_EXERCISE_. Lines from the records below that contain the word "Dimensions" are to be copied out.

_ENTRIES SUPPLIED_.
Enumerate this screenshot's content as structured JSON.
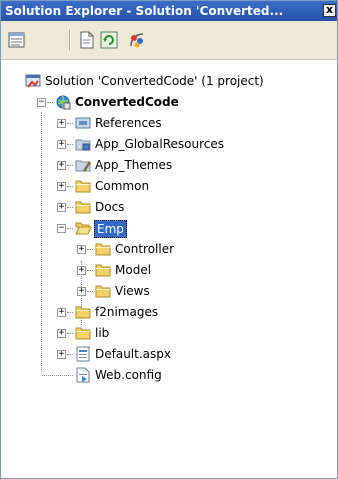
{
  "window": {
    "title": "Solution Explorer - Solution 'Converted...",
    "close_label": "x"
  },
  "toolbar": {
    "buttons": [
      "properties-icon",
      "show-all-files-icon",
      "refresh-icon",
      "class-diagram-icon"
    ]
  },
  "tree": {
    "solution": {
      "label": "Solution 'ConvertedCode' (1 project)"
    },
    "project": {
      "label": "ConvertedCode"
    },
    "items": [
      {
        "label": "References",
        "icon": "references-icon"
      },
      {
        "label": "App_GlobalResources",
        "icon": "resources-folder-icon"
      },
      {
        "label": "App_Themes",
        "icon": "themes-folder-icon"
      },
      {
        "label": "Common",
        "icon": "folder-icon"
      },
      {
        "label": "Docs",
        "icon": "folder-icon"
      },
      {
        "label": "Emp",
        "icon": "open-folder-icon",
        "selected": true
      },
      {
        "label": "Controller",
        "icon": "folder-icon"
      },
      {
        "label": "Model",
        "icon": "folder-icon"
      },
      {
        "label": "Views",
        "icon": "folder-icon"
      },
      {
        "label": "f2nimages",
        "icon": "folder-icon"
      },
      {
        "label": "lib",
        "icon": "folder-icon"
      },
      {
        "label": "Default.aspx",
        "icon": "aspx-file-icon"
      },
      {
        "label": "Web.config",
        "icon": "config-file-icon"
      }
    ]
  },
  "colors": {
    "title_bar": "#2b5cb8",
    "selection": "#316ac5",
    "folder": "#f4d26b"
  }
}
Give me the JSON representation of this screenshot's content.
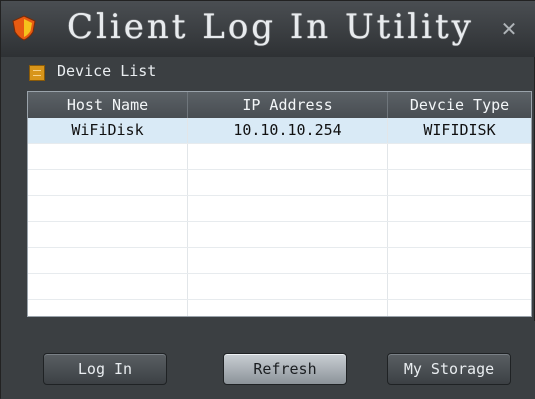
{
  "window": {
    "title": "Client Log In Utility"
  },
  "device_list": {
    "label": "Device List"
  },
  "table": {
    "columns": [
      "Host Name",
      "IP Address",
      "Devcie Type"
    ],
    "rows": [
      {
        "host_name": "WiFiDisk",
        "ip_address": "10.10.10.254",
        "device_type": "WIFIDISK",
        "selected": true
      }
    ],
    "empty_rows": 7
  },
  "buttons": {
    "login": "Log In",
    "refresh": "Refresh",
    "my_storage": "My Storage"
  },
  "colors": {
    "selected_row": "#d9eaf6",
    "accent_icon": "#d8951a"
  }
}
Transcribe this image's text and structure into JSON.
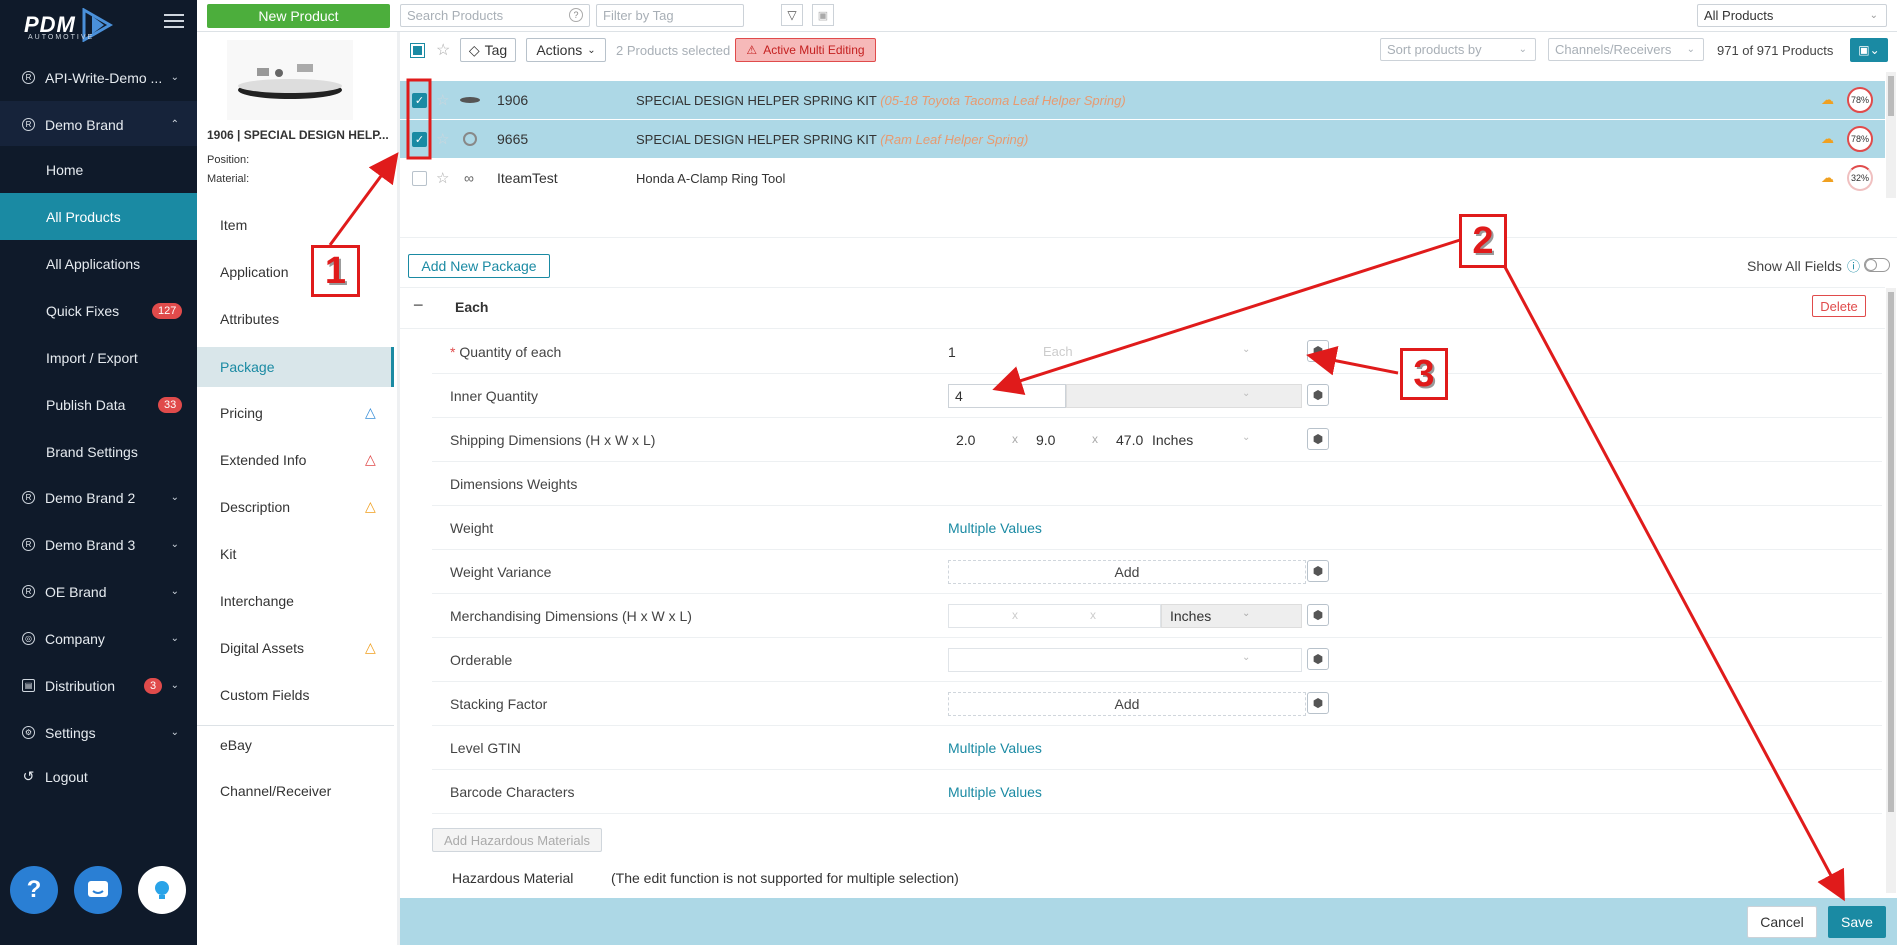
{
  "app": {
    "logo_main": "PDM",
    "logo_sub": "AUTOMOTIVE"
  },
  "sidebar": {
    "brands": [
      {
        "label": "API-Write-Demo ...",
        "icon": "registered-icon"
      },
      {
        "label": "Demo Brand",
        "icon": "registered-icon"
      },
      {
        "label": "Demo Brand 2",
        "icon": "registered-icon"
      },
      {
        "label": "Demo Brand 3",
        "icon": "registered-icon"
      },
      {
        "label": "OE Brand",
        "icon": "registered-icon"
      },
      {
        "label": "Company",
        "icon": "globe-icon"
      },
      {
        "label": "Distribution",
        "icon": "distribution-icon",
        "badge": "3"
      },
      {
        "label": "Settings",
        "icon": "gear-icon"
      },
      {
        "label": "Logout",
        "icon": "logout-icon"
      }
    ],
    "sub_items": [
      {
        "label": "Home"
      },
      {
        "label": "All Products"
      },
      {
        "label": "All Applications"
      },
      {
        "label": "Quick Fixes",
        "badge": "127"
      },
      {
        "label": "Import / Export"
      },
      {
        "label": "Publish Data",
        "badge": "33"
      },
      {
        "label": "Brand Settings"
      }
    ],
    "help_label": "?"
  },
  "topbar": {
    "new_product": "New Product",
    "search_placeholder": "Search Products",
    "filter_placeholder": "Filter by Tag",
    "scope_select": "All Products"
  },
  "product_panel": {
    "title": "1906 | SPECIAL DESIGN HELP...",
    "position_label": "Position:",
    "material_label": "Material:"
  },
  "left_menu": [
    {
      "label": "Item"
    },
    {
      "label": "Application"
    },
    {
      "label": "Attributes"
    },
    {
      "label": "Package"
    },
    {
      "label": "Pricing",
      "warn": "blue"
    },
    {
      "label": "Extended Info",
      "warn": "red"
    },
    {
      "label": "Description",
      "warn": "orange"
    },
    {
      "label": "Kit"
    },
    {
      "label": "Interchange"
    },
    {
      "label": "Digital Assets",
      "warn": "orange"
    },
    {
      "label": "Custom Fields"
    },
    {
      "label": "eBay"
    },
    {
      "label": "Channel/Receiver"
    }
  ],
  "list_toolbar": {
    "tag": "Tag",
    "actions": "Actions",
    "selected": "2 Products selected",
    "multi_edit": "Active Multi Editing",
    "sort": "Sort products by",
    "channels": "Channels/Receivers",
    "count": "971 of 971 Products"
  },
  "products": [
    {
      "part": "1906",
      "name": "SPECIAL DESIGN HELPER SPRING KIT",
      "sub": "(05-18 Toyota Tacoma Leaf Helper Spring)",
      "score": "78%",
      "selected": true
    },
    {
      "part": "9665",
      "name": "SPECIAL DESIGN HELPER SPRING KIT",
      "sub": "(Ram Leaf Helper Spring)",
      "score": "78%",
      "selected": true
    },
    {
      "part": "IteamTest",
      "name": "Honda A-Clamp Ring Tool",
      "sub": "",
      "score": "32%",
      "selected": false
    }
  ],
  "package": {
    "add_button": "Add New Package",
    "show_all_fields": "Show All Fields",
    "section_title": "Each",
    "delete": "Delete",
    "fields": {
      "qty_label": "Quantity of each",
      "qty_value": "1",
      "qty_unit": "Each",
      "inner_label": "Inner Quantity",
      "inner_value": "4",
      "ship_label": "Shipping Dimensions (H x W x L)",
      "ship_h": "2.0",
      "ship_w": "9.0",
      "ship_l": "47.0",
      "ship_unit": "Inches",
      "x": "x",
      "dimw_label": "Dimensions Weights",
      "weight_label": "Weight",
      "weight_value": "Multiple Values",
      "wvar_label": "Weight Variance",
      "add": "Add",
      "merch_label": "Merchandising Dimensions (H x W x L)",
      "merch_unit": "Inches",
      "orderable_label": "Orderable",
      "stacking_label": "Stacking Factor",
      "gtin_label": "Level GTIN",
      "gtin_value": "Multiple Values",
      "barcode_label": "Barcode Characters",
      "barcode_value": "Multiple Values",
      "add_hazmat": "Add Hazardous Materials",
      "hazmat_label": "Hazardous Material",
      "hazmat_note": "(The edit function is not supported for multiple selection)"
    }
  },
  "footer": {
    "cancel": "Cancel",
    "save": "Save"
  },
  "annotations": {
    "one": "1",
    "two": "2",
    "three": "3"
  },
  "colors": {
    "accent": "#1a8aa3",
    "sidebar": "#0f1a2a",
    "new_product": "#4cae3c",
    "selected_row": "#add8e6",
    "annotation": "#e01b1b"
  }
}
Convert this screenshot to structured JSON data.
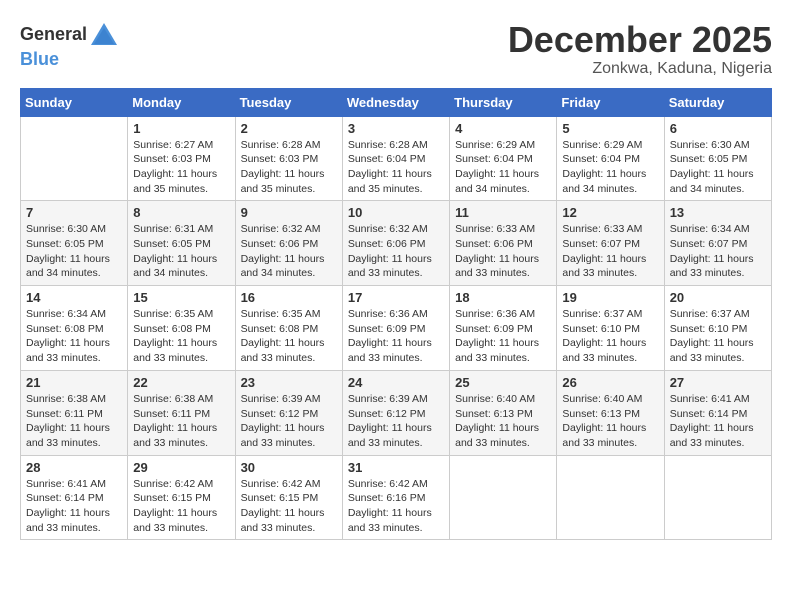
{
  "header": {
    "logo_general": "General",
    "logo_blue": "Blue",
    "month": "December 2025",
    "location": "Zonkwa, Kaduna, Nigeria"
  },
  "days_of_week": [
    "Sunday",
    "Monday",
    "Tuesday",
    "Wednesday",
    "Thursday",
    "Friday",
    "Saturday"
  ],
  "weeks": [
    [
      {
        "day": "",
        "info": ""
      },
      {
        "day": "1",
        "info": "Sunrise: 6:27 AM\nSunset: 6:03 PM\nDaylight: 11 hours\nand 35 minutes."
      },
      {
        "day": "2",
        "info": "Sunrise: 6:28 AM\nSunset: 6:03 PM\nDaylight: 11 hours\nand 35 minutes."
      },
      {
        "day": "3",
        "info": "Sunrise: 6:28 AM\nSunset: 6:04 PM\nDaylight: 11 hours\nand 35 minutes."
      },
      {
        "day": "4",
        "info": "Sunrise: 6:29 AM\nSunset: 6:04 PM\nDaylight: 11 hours\nand 34 minutes."
      },
      {
        "day": "5",
        "info": "Sunrise: 6:29 AM\nSunset: 6:04 PM\nDaylight: 11 hours\nand 34 minutes."
      },
      {
        "day": "6",
        "info": "Sunrise: 6:30 AM\nSunset: 6:05 PM\nDaylight: 11 hours\nand 34 minutes."
      }
    ],
    [
      {
        "day": "7",
        "info": "Sunrise: 6:30 AM\nSunset: 6:05 PM\nDaylight: 11 hours\nand 34 minutes."
      },
      {
        "day": "8",
        "info": "Sunrise: 6:31 AM\nSunset: 6:05 PM\nDaylight: 11 hours\nand 34 minutes."
      },
      {
        "day": "9",
        "info": "Sunrise: 6:32 AM\nSunset: 6:06 PM\nDaylight: 11 hours\nand 34 minutes."
      },
      {
        "day": "10",
        "info": "Sunrise: 6:32 AM\nSunset: 6:06 PM\nDaylight: 11 hours\nand 33 minutes."
      },
      {
        "day": "11",
        "info": "Sunrise: 6:33 AM\nSunset: 6:06 PM\nDaylight: 11 hours\nand 33 minutes."
      },
      {
        "day": "12",
        "info": "Sunrise: 6:33 AM\nSunset: 6:07 PM\nDaylight: 11 hours\nand 33 minutes."
      },
      {
        "day": "13",
        "info": "Sunrise: 6:34 AM\nSunset: 6:07 PM\nDaylight: 11 hours\nand 33 minutes."
      }
    ],
    [
      {
        "day": "14",
        "info": "Sunrise: 6:34 AM\nSunset: 6:08 PM\nDaylight: 11 hours\nand 33 minutes."
      },
      {
        "day": "15",
        "info": "Sunrise: 6:35 AM\nSunset: 6:08 PM\nDaylight: 11 hours\nand 33 minutes."
      },
      {
        "day": "16",
        "info": "Sunrise: 6:35 AM\nSunset: 6:08 PM\nDaylight: 11 hours\nand 33 minutes."
      },
      {
        "day": "17",
        "info": "Sunrise: 6:36 AM\nSunset: 6:09 PM\nDaylight: 11 hours\nand 33 minutes."
      },
      {
        "day": "18",
        "info": "Sunrise: 6:36 AM\nSunset: 6:09 PM\nDaylight: 11 hours\nand 33 minutes."
      },
      {
        "day": "19",
        "info": "Sunrise: 6:37 AM\nSunset: 6:10 PM\nDaylight: 11 hours\nand 33 minutes."
      },
      {
        "day": "20",
        "info": "Sunrise: 6:37 AM\nSunset: 6:10 PM\nDaylight: 11 hours\nand 33 minutes."
      }
    ],
    [
      {
        "day": "21",
        "info": "Sunrise: 6:38 AM\nSunset: 6:11 PM\nDaylight: 11 hours\nand 33 minutes."
      },
      {
        "day": "22",
        "info": "Sunrise: 6:38 AM\nSunset: 6:11 PM\nDaylight: 11 hours\nand 33 minutes."
      },
      {
        "day": "23",
        "info": "Sunrise: 6:39 AM\nSunset: 6:12 PM\nDaylight: 11 hours\nand 33 minutes."
      },
      {
        "day": "24",
        "info": "Sunrise: 6:39 AM\nSunset: 6:12 PM\nDaylight: 11 hours\nand 33 minutes."
      },
      {
        "day": "25",
        "info": "Sunrise: 6:40 AM\nSunset: 6:13 PM\nDaylight: 11 hours\nand 33 minutes."
      },
      {
        "day": "26",
        "info": "Sunrise: 6:40 AM\nSunset: 6:13 PM\nDaylight: 11 hours\nand 33 minutes."
      },
      {
        "day": "27",
        "info": "Sunrise: 6:41 AM\nSunset: 6:14 PM\nDaylight: 11 hours\nand 33 minutes."
      }
    ],
    [
      {
        "day": "28",
        "info": "Sunrise: 6:41 AM\nSunset: 6:14 PM\nDaylight: 11 hours\nand 33 minutes."
      },
      {
        "day": "29",
        "info": "Sunrise: 6:42 AM\nSunset: 6:15 PM\nDaylight: 11 hours\nand 33 minutes."
      },
      {
        "day": "30",
        "info": "Sunrise: 6:42 AM\nSunset: 6:15 PM\nDaylight: 11 hours\nand 33 minutes."
      },
      {
        "day": "31",
        "info": "Sunrise: 6:42 AM\nSunset: 6:16 PM\nDaylight: 11 hours\nand 33 minutes."
      },
      {
        "day": "",
        "info": ""
      },
      {
        "day": "",
        "info": ""
      },
      {
        "day": "",
        "info": ""
      }
    ]
  ]
}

_TASK RESULT_.
      "ship_label": "Shipping Dimensions (H x W x L)",
      "dimw_label": "Dimensions Weights",
      "merch_label": "Merchandising Dimensions (H x W x L)",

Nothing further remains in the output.